> _Required action_
Word for word, repeat each record that follows.

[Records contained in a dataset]
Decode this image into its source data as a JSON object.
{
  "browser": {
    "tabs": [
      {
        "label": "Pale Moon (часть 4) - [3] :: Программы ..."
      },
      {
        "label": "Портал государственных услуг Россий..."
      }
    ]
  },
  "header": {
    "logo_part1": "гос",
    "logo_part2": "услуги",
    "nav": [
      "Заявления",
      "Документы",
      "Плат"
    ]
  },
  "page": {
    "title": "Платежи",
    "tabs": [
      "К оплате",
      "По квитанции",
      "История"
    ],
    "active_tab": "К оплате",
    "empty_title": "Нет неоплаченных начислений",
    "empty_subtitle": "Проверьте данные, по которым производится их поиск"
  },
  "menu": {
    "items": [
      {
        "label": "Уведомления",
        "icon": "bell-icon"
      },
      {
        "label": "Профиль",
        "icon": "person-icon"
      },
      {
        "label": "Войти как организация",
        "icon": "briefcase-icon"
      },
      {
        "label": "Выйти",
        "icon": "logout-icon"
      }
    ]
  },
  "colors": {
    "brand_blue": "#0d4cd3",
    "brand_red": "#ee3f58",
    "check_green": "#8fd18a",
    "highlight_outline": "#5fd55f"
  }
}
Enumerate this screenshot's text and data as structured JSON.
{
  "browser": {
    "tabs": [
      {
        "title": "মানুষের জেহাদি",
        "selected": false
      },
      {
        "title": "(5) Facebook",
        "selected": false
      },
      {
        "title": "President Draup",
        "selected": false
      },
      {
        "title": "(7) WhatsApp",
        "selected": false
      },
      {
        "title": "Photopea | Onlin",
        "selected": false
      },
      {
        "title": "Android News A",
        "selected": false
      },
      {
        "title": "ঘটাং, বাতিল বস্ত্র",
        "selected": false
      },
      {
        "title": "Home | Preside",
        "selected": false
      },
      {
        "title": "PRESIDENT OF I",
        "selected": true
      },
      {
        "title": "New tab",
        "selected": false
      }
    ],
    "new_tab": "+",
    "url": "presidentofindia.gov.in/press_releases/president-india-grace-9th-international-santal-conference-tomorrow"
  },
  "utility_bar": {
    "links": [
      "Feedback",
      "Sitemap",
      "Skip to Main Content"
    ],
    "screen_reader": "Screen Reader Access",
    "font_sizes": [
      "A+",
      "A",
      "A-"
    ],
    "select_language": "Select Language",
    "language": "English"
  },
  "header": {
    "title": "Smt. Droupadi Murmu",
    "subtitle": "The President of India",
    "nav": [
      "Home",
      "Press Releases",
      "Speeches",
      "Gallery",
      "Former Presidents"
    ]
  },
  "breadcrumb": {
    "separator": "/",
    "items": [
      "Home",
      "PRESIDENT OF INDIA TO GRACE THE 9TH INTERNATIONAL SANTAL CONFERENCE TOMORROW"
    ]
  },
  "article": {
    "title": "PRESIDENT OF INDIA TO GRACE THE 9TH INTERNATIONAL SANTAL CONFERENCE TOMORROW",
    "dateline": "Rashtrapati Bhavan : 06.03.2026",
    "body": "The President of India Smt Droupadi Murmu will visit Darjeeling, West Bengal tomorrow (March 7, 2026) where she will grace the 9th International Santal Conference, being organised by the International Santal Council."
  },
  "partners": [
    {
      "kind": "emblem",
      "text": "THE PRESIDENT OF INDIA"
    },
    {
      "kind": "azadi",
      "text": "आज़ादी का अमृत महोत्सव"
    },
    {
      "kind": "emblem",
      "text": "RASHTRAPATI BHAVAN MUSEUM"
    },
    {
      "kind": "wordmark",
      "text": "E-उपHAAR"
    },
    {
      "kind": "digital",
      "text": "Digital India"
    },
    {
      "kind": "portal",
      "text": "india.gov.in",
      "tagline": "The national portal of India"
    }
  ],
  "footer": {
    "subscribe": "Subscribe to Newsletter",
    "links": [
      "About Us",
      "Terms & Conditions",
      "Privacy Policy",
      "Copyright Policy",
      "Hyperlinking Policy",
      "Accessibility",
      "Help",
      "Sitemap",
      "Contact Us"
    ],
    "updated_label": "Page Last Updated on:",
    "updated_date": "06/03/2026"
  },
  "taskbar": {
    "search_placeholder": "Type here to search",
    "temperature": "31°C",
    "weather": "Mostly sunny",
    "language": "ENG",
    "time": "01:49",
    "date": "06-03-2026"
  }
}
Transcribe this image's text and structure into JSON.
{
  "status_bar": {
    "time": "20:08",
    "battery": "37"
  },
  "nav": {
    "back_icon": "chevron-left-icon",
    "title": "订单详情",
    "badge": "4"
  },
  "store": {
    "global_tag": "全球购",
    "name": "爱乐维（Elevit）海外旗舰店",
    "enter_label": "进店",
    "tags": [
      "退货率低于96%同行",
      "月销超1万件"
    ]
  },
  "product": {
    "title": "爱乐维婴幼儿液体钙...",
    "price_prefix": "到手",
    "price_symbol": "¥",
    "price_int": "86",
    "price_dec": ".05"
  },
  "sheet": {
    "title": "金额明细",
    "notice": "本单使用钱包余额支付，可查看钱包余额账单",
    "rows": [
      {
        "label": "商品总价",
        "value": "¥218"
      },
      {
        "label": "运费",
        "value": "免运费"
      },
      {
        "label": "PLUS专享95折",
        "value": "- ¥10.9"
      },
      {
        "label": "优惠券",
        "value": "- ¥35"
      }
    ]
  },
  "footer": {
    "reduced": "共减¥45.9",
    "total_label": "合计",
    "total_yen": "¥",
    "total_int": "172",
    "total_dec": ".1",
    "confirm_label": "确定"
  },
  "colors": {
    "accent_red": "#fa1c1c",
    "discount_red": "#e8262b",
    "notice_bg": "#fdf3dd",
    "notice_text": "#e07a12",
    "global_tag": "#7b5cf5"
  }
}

> _Result of the task_
Decode this image into its source data as a JSON object.
{
  "browser": {
    "tabs": [
      {
        "label": "Pale Moon (часть 4) - [3] :: Программы ..."
      },
      {
        "label": "Портал государственных услуг Россий..."
      }
    ]
  },
  "header": {
    "logo_part1": "гос",
    "logo_part2": "услуги",
    "nav": [
      "Заявления",
      "Документы",
      "Плат"
    ]
  },
  "page": {
    "title": "Платежи",
    "tabs": [
      "К оплате",
      "По квитанции",
      "История"
    ],
    "active_tab": "К оплате",
    "empty_title": "Нет неоплаченных начислений",
    "empty_subtitle": "Проверьте данные, по которым производится их поиск"
  },
  "menu": {
    "items": [
      {
        "label": "Уведомления",
        "icon": "bell-icon"
      },
      {
        "label": "Профиль",
        "icon": "person-icon"
      },
      {
        "label": "Войти как организация",
        "icon": "briefcase-icon"
      },
      {
        "label": "Выйти",
        "icon": "logout-icon"
      }
    ]
  },
  "colors": {
    "brand_blue": "#0d4cd3",
    "brand_red": "#ee3f58",
    "check_green": "#8fd18a",
    "highlight_outline": "#5fd55f"
  }
}
Enumerate this screenshot's text and data as structured JSON.
{
  "browser": {
    "tabs": [
      {
        "title": "মানুষের জেহাদি",
        "selected": false
      },
      {
        "title": "(5) Facebook",
        "selected": false
      },
      {
        "title": "President Draup",
        "selected": false
      },
      {
        "title": "(7) WhatsApp",
        "selected": false
      },
      {
        "title": "Photopea | Onlin",
        "selected": false
      },
      {
        "title": "Android News A",
        "selected": false
      },
      {
        "title": "ঘটাং, বাতিল বস্ত্র",
        "selected": false
      },
      {
        "title": "Home | Preside",
        "selected": false
      },
      {
        "title": "PRESIDENT OF I",
        "selected": true
      },
      {
        "title": "New tab",
        "selected": false
      }
    ],
    "new_tab": "+",
    "url": "presidentofindia.gov.in/press_releases/president-india-grace-9th-international-santal-conference-tomorrow"
  },
  "utility_bar": {
    "links": [
      "Feedback",
      "Sitemap",
      "Skip to Main Content"
    ],
    "screen_reader": "Screen Reader Access",
    "font_sizes": [
      "A+",
      "A",
      "A-"
    ],
    "select_language": "Select Language",
    "language": "English"
  },
  "header": {
    "title": "Smt. Droupadi Murmu",
    "subtitle": "The President of India",
    "nav": [
      "Home",
      "Press Releases",
      "Speeches",
      "Gallery",
      "Former Presidents"
    ]
  },
  "breadcrumb": {
    "separator": "/",
    "items": [
      "Home",
      "PRESIDENT OF INDIA TO GRACE THE 9TH INTERNATIONAL SANTAL CONFERENCE TOMORROW"
    ]
  },
  "article": {
    "title": "PRESIDENT OF INDIA TO GRACE THE 9TH INTERNATIONAL SANTAL CONFERENCE TOMORROW",
    "dateline": "Rashtrapati Bhavan : 06.03.2026",
    "body": "The President of India Smt Droupadi Murmu will visit Darjeeling, West Bengal tomorrow (March 7, 2026) where she will grace the 9th International Santal Conference, being organised by the International Santal Council."
  },
  "partners": [
    {
      "kind": "emblem",
      "text": "THE PRESIDENT OF INDIA"
    },
    {
      "kind": "azadi",
      "text": "आज़ादी का अमृत महोत्सव"
    },
    {
      "kind": "emblem",
      "text": "RASHTRAPATI BHAVAN MUSEUM"
    },
    {
      "kind": "wordmark",
      "text": "E-उपHAAR"
    },
    {
      "kind": "digital",
      "text": "Digital India"
    },
    {
      "kind": "portal",
      "text": "india.gov.in",
      "tagline": "The national portal of India"
    }
  ],
  "footer": {
    "subscribe": "Subscribe to Newsletter",
    "links": [
      "About Us",
      "Terms & Conditions",
      "Privacy Policy",
      "Copyright Policy",
      "Hyperlinking Policy",
      "Accessibility",
      "Help",
      "Sitemap",
      "Contact Us"
    ],
    "updated_label": "Page Last Updated on:",
    "updated_date": "06/03/2026"
  },
  "taskbar": {
    "search_placeholder": "Type here to search",
    "temperature": "31°C",
    "weather": "Mostly sunny",
    "language": "ENG",
    "time": "01:49",
    "date": "06-03-2026"
  }
}
Transcribe this image's text and structure into JSON.
{
  "status_bar": {
    "time": "20:08",
    "battery": "37"
  },
  "nav": {
    "back_icon": "chevron-left-icon",
    "title": "订单详情",
    "badge": "4"
  },
  "store": {
    "global_tag": "全球购",
    "name": "爱乐维（Elevit）海外旗舰店",
    "enter_label": "进店",
    "tags": [
      "退货率低于96%同行",
      "月销超1万件"
    ]
  },
  "product": {
    "title": "爱乐维婴幼儿液体钙...",
    "price_prefix": "到手",
    "price_symbol": "¥",
    "price_int": "86",
    "price_dec": ".05"
  },
  "sheet": {
    "title": "金额明细",
    "notice": "本单使用钱包余额支付，可查看钱包余额账单",
    "rows": [
      {
        "label": "商品总价",
        "value": "¥218"
      },
      {
        "label": "运费",
        "value": "免运费"
      },
      {
        "label": "PLUS专享95折",
        "value": "- ¥10.9"
      },
      {
        "label": "优惠券",
        "value": "- ¥35"
      }
    ]
  },
  "footer": {
    "reduced": "共减¥45.9",
    "total_label": "合计",
    "total_yen": "¥",
    "total_int": "172",
    "total_dec": ".1",
    "confirm_label": "确定"
  },
  "colors": {
    "accent_red": "#fa1c1c",
    "discount_red": "#e8262b",
    "notice_bg": "#fdf3dd",
    "notice_text": "#e07a12",
    "global_tag": "#7b5cf5"
  }
}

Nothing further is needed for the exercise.